I am trying to make decisions about algorithms for some parallel bit operations that I want to do. I am performing a set of bit operations on a bitvector, and I have the choice of iterating over the source or the target bit array. Iterating over the target array makes it easy to ensure that the loop is independent, since each iteration will write to a single element in the bit array without interference from the other loops. This could lead to unfavorable memory access patterns in the reads, however.
I was thinking about comparing the performance between the source and target iteration, except that it is not clear that source-centric iteration is necessarily correct in this case, depending on the semantics of OpenACC, which are not clear to me in this case.
Basically, for a given source element A, representing a chunk of a bit vector, we will store that array into potentially two target chunks, C and D. The next source element B will do the same, but may write to a different segment of C or D. Thus, there is a write interference at the byte level, but not at the bit level. Assuming that each assignment to C and D is atomic, then there is no interference, as the two operations performed on C/D will be independent of one another at the bit level, despite both writing to C/D. However, it is not clear to me that OpenACC guarantees these operations will be atomic, and thus, it seems possible to me that there could be a race condition on these operations.

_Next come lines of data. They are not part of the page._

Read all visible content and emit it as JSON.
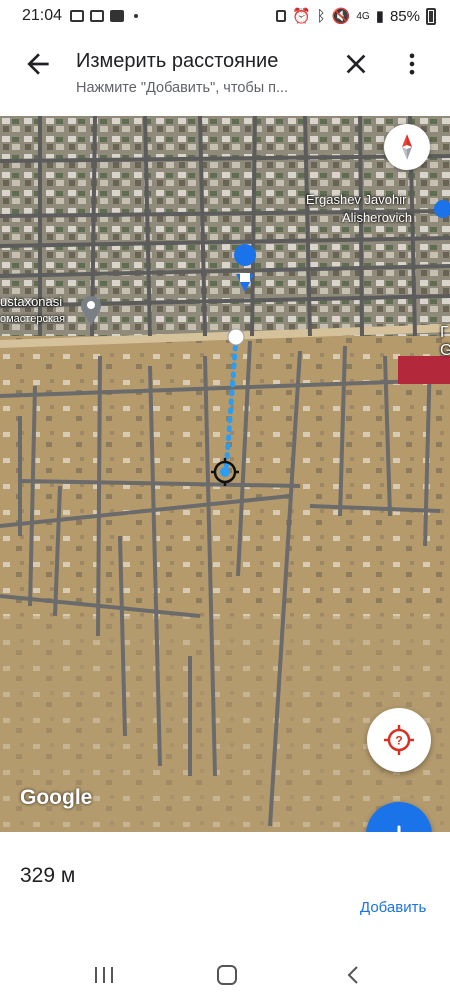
{
  "status_bar": {
    "time": "21:04",
    "network": "4G",
    "battery": "85%"
  },
  "header": {
    "title": "Измерить расстояние",
    "subtitle": "Нажмите \"Добавить\", чтобы п..."
  },
  "map": {
    "labels": {
      "place_right_line1": "Ergashev Javohir",
      "place_right_line2": "Alisherovich",
      "place_left_line1": "ustaxonasi",
      "place_left_line2": "омастерская",
      "edge_right_1": "Г",
      "edge_right_2": "G"
    },
    "logo": "Google",
    "measure_color": "#2a9df4"
  },
  "panel": {
    "distance": "329 м",
    "add_label": "Добавить"
  },
  "colors": {
    "accent": "#1a73e8",
    "locate_icon": "#d93025"
  }
}
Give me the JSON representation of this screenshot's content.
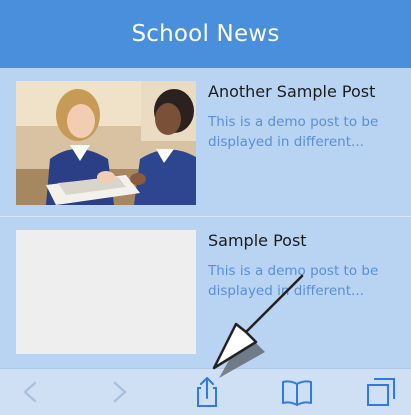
{
  "header": {
    "title": "School News"
  },
  "posts": [
    {
      "title": "Another Sample Post",
      "excerpt": "This is a demo post to be displayed in different...",
      "thumbnail": "photo-students-classroom"
    },
    {
      "title": "Sample Post",
      "excerpt": "This is a demo post to be displayed in different...",
      "thumbnail": "placeholder-blank"
    }
  ],
  "toolbar": {
    "icons": [
      "back-icon",
      "forward-icon",
      "share-icon",
      "bookmarks-icon",
      "tabs-icon"
    ]
  },
  "colors": {
    "header": "#4a8fdc",
    "background": "#b9d3f2",
    "excerpt": "#5b8fd5",
    "toolbar_icon": "#2f7ae5"
  }
}
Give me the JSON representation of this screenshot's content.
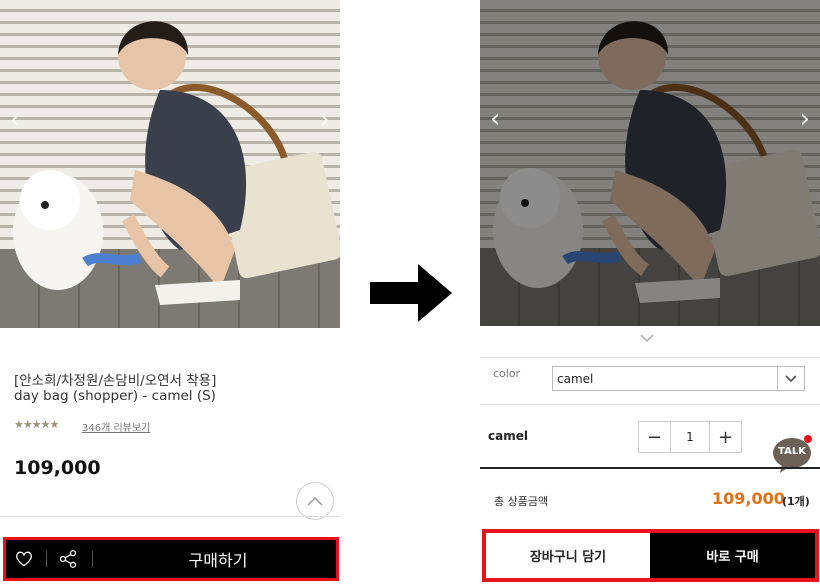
{
  "left": {
    "nav_prev": "‹",
    "nav_next": "›",
    "title_line1": "[안소희/차정원/손담비/오연서 착용]",
    "title_line2": "day bag (shopper) - camel (S)",
    "stars": "★★★★★",
    "review_link": "346개 리뷰보기",
    "price": "109,000",
    "buy_label": "구매하기",
    "icons": [
      "heart-icon",
      "share-icon",
      "chevron-up-icon"
    ]
  },
  "right": {
    "nav_prev": "‹",
    "nav_next": "›",
    "color_label": "color",
    "color_value": "camel",
    "option_name": "camel",
    "quantity": "1",
    "minus": "−",
    "plus": "+",
    "talk_label": "TALK",
    "total_label": "총 상품금액",
    "total_price": "109,000",
    "total_qty": "(1개)",
    "cart_label": "장바구니 담기",
    "buy_now_label": "바로 구매"
  },
  "colors": {
    "highlight": "#e8121a",
    "price_accent": "#e07011",
    "bar_black": "#000000"
  }
}
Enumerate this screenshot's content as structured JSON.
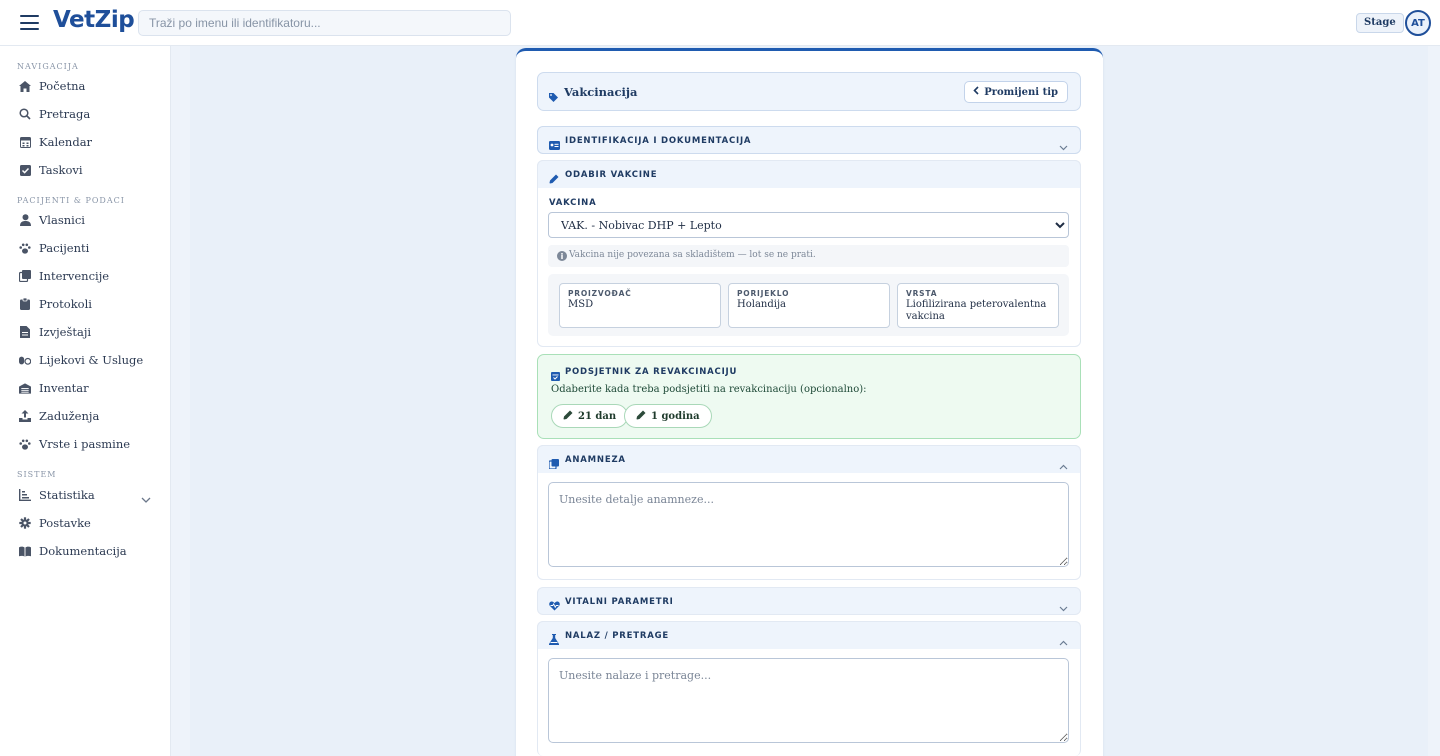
{
  "app": {
    "logo": "VetZip",
    "env_badge": "Stage",
    "user_initials": "AT"
  },
  "search": {
    "placeholder": "Traži po imenu ili identifikatoru..."
  },
  "sidebar": {
    "sections": [
      {
        "title": "NAVIGACIJA",
        "items": [
          {
            "label": "Početna",
            "icon": "home-icon"
          },
          {
            "label": "Pretraga",
            "icon": "search-icon"
          },
          {
            "label": "Kalendar",
            "icon": "calendar-icon"
          },
          {
            "label": "Taskovi",
            "icon": "check-square-icon"
          }
        ]
      },
      {
        "title": "PACIJENTI & PODACI",
        "items": [
          {
            "label": "Vlasnici",
            "icon": "user-icon"
          },
          {
            "label": "Pacijenti",
            "icon": "paw-icon"
          },
          {
            "label": "Intervencije",
            "icon": "clipboard-stack-icon"
          },
          {
            "label": "Protokoli",
            "icon": "clipboard-icon"
          },
          {
            "label": "Izvještaji",
            "icon": "file-icon"
          },
          {
            "label": "Lijekovi & Usluge",
            "icon": "pills-icon"
          },
          {
            "label": "Inventar",
            "icon": "warehouse-icon"
          },
          {
            "label": "Zaduženja",
            "icon": "upload-icon"
          },
          {
            "label": "Vrste i pasmine",
            "icon": "paw-icon"
          }
        ]
      },
      {
        "title": "SISTEM",
        "items": [
          {
            "label": "Statistika",
            "icon": "chart-icon"
          },
          {
            "label": "Postavke",
            "icon": "gear-icon"
          },
          {
            "label": "Dokumentacija",
            "icon": "book-icon"
          }
        ]
      }
    ]
  },
  "form": {
    "type_title": "Vakcinacija",
    "change_type_label": "Promijeni tip",
    "sections": {
      "identification": "IDENTIFIKACIJA I DOKUMENTACIJA",
      "vaccine_select": "ODABIR VAKCINE",
      "anamnesis": "ANAMNEZA",
      "vitals": "VITALNI PARAMETRI",
      "findings": "NALAZ / PRETRAGE"
    },
    "vaccine": {
      "field_label": "VAKCINA",
      "selected": "VAK. - Nobivac DHP + Lepto",
      "info": "Vakcina nije povezana sa skladištem — lot se ne prati.",
      "meta": [
        {
          "key": "PROIZVOĐAČ",
          "value": "MSD"
        },
        {
          "key": "PORIJEKLO",
          "value": "Holandija"
        },
        {
          "key": "VRSTA",
          "value": "Liofilizirana peterovalentna vakcina"
        }
      ]
    },
    "reminder": {
      "title": "PODSJETNIK ZA REVAKCINACIJU",
      "description": "Odaberite kada treba podsjetiti na revakcinaciju (opcionalno):",
      "options": [
        "21 dan",
        "1 godina"
      ]
    },
    "anamnesis_placeholder": "Unesite detalje anamneze...",
    "findings_placeholder": "Unesite nalaze i pretrage..."
  },
  "colors": {
    "accent": "#1f5bb0",
    "success_bg": "#eefaf1",
    "section_bg": "#eef4fc"
  }
}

So, if I have two different iterations that are writing to the same byte, but one only changes some of the bits, while the other changes the other bits, but neither interferes at the bit level, is this safe to do, or will I get a race condition, thus necessitating that I handle each target byte independently from the others (target-centric iterations instead of the source-centric iteration)?